You get little mobile data per month with these mobile data plans, which is barely enough for smartphones. While it’s not entirely critical, I believe it’s essential for people during these times. Especially if you land a work from home job.

The plans from different internet service providers vary. Here are some of the top providers to choose from:

  • Bell
  • Shaw
  • Rogers
  • Telus

14. Apply for Provincial Identity Card 📇

As a general rule, ID cards are essential for almost all government activities. In most cases, you will need two forms of identification for anything from signing up for a bank account to purchasing a vehicle to taking a driving test.

Get your ID card first, and then you won’t have to keep digging through your bag for your passport.

15. Enroll Your Children in School or Day Cares 🏫

The primary education system in Canada is entirely free of charge and begins in kindergarten and runs through 12th grade.

Classes begin in September and end in June. The summer vacation is between July and August. If your child attends school, arrange your arrival date accordingly.

It is essential that you register your child’s name on the school list immediately since it may take a long time to get into a daycare, and even more time to get into a school.

Contact your closest settlement agency or newcomer’s information center to get more information about your city’s childcare services.

16. Connect with your Community + Start Volunteering 🧑‍🤝‍🧑

Introduce yourself to others in your neighborhood, check Facebook or Google for nearby activities, and sign up for them. Be at ease in chatting to any Canadian since we are amiable, relaxed, and sociable. Joining local Facebook groups and pages may help you find out about events and news in your area.

17. Look for the nearby Furniture Bank in Canada, Buy Household and Essentials Items 🏦

You’re moving here and beginning a fresh start. Searching for things around the house? Begin your search at the Canadian furniture bank for free and quality furniture. All you have to do is Locate the nearest ‘Furniture Bank in Canada’ to you and register yourself with them. Once registered, you will need to provide two pieces of IDs. This would be a great time to use your driver’s license or permanent residence card.

18. Save Emergency Contact Numbers ☎️

Place local police station, ambulance, and other important numbers in your phone’s contact list for emergency uses. It’s better to be safe than sorry.

19. Get a Library Card 📚

Applying for a library card allows access to free or inexpensive services, such as photocopying or printing papers, or even borrowing some informative or best selling books.

20. Look For an Apartment, If You Haven’t Found One 🏠
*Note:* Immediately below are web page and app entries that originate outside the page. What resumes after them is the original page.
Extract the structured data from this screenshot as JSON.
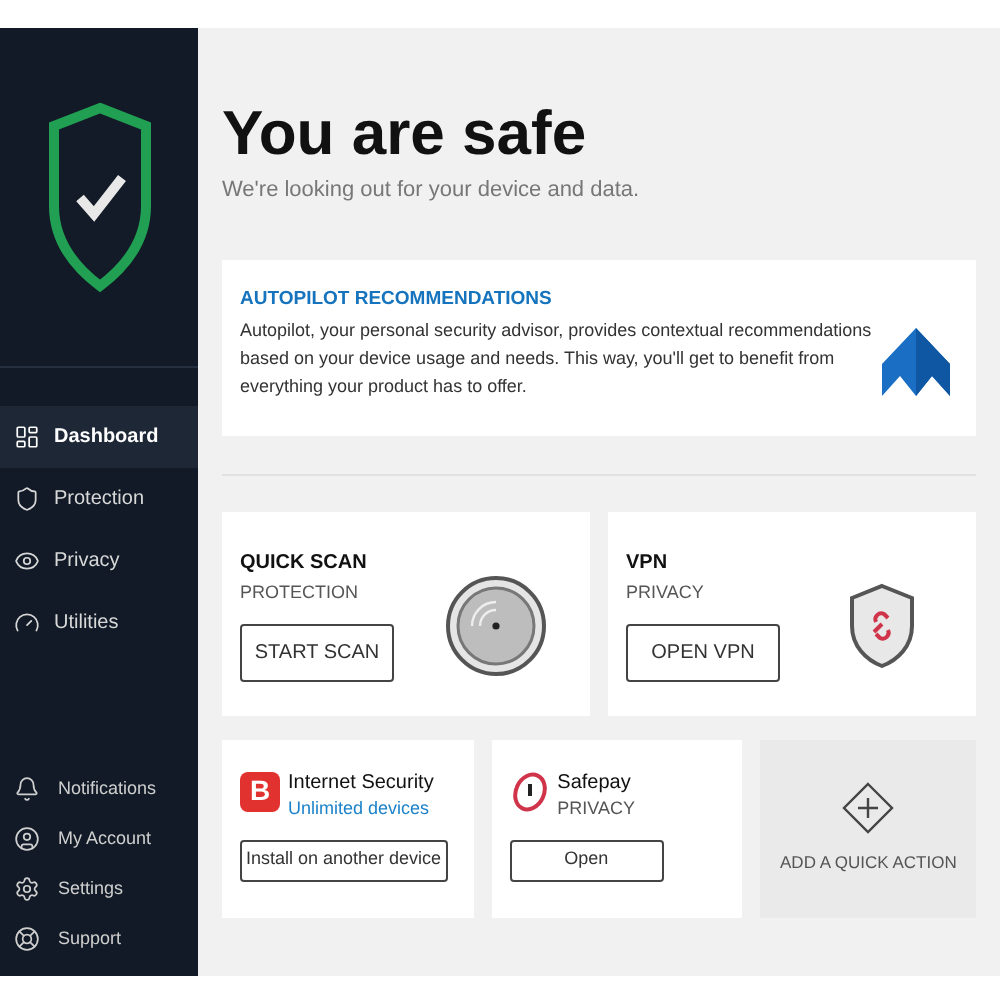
{
  "sidebar": {
    "nav": [
      {
        "label": "Dashboard",
        "selected": true
      },
      {
        "label": "Protection",
        "selected": false
      },
      {
        "label": "Privacy",
        "selected": false
      },
      {
        "label": "Utilities",
        "selected": false
      }
    ],
    "footer": [
      {
        "label": "Notifications"
      },
      {
        "label": "My Account"
      },
      {
        "label": "Settings"
      },
      {
        "label": "Support"
      }
    ]
  },
  "header": {
    "title": "You are safe",
    "subtitle": "We're looking out for your device and data."
  },
  "autopilot": {
    "title": "AUTOPILOT RECOMMENDATIONS",
    "text": "Autopilot, your personal security advisor, provides contextual recommendations based on your device usage and needs. This way, you'll get to benefit from everything your product has to offer."
  },
  "actions": [
    {
      "kind": "scan",
      "title": "QUICK SCAN",
      "category": "PROTECTION",
      "button": "START SCAN"
    },
    {
      "kind": "vpn",
      "title": "VPN",
      "category": "PRIVACY",
      "button": "OPEN VPN"
    },
    {
      "kind": "product",
      "logo_letter": "B",
      "title": "Internet Security",
      "category": "Unlimited devices",
      "button": "Install on another device"
    },
    {
      "kind": "safepay",
      "title": "Safepay",
      "category": "PRIVACY",
      "button": "Open"
    },
    {
      "kind": "add",
      "label": "ADD A QUICK ACTION"
    }
  ]
}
Due to certain landlords giving preference to applicants with a history of financial responsibility, newcomers without Canadian credit history or local references may have a harder time locating suitable housing during their initial apartment search. The use of a local cell phone number to enquire about local real estate properties is beneficial. Local numbers were more likely to get a response from landlords, so it’s worth a go! Finding accommodation can be done through searching online via Craigslist, Facebook, or Airbnb!

21. Register for Shopping Membership Cards (Optional) 🛍️

By registering for a shopping membership card, this provides you with promotions and excellent discounts on products found in the food department and other parts of stores like Costco, Walmart, and Real Canadian Superstore. Do some research on your neighborhood and take advantage of the greatest deals available.

BONUS! Newcomers Bucket List, What Every New Canadian PR Should Experience

Of course, how could we ever forget the first attractions you should experience upon your arrival in “The Great White North”? In this infographic you’ll find a selection of must-do activities to try during your first few weeks:

Checklist of What You Should Do Before Moving to Canada
Check out our handy checklist with all the steps you'll need to take to move to Canada!

Learn more about moving to Canada: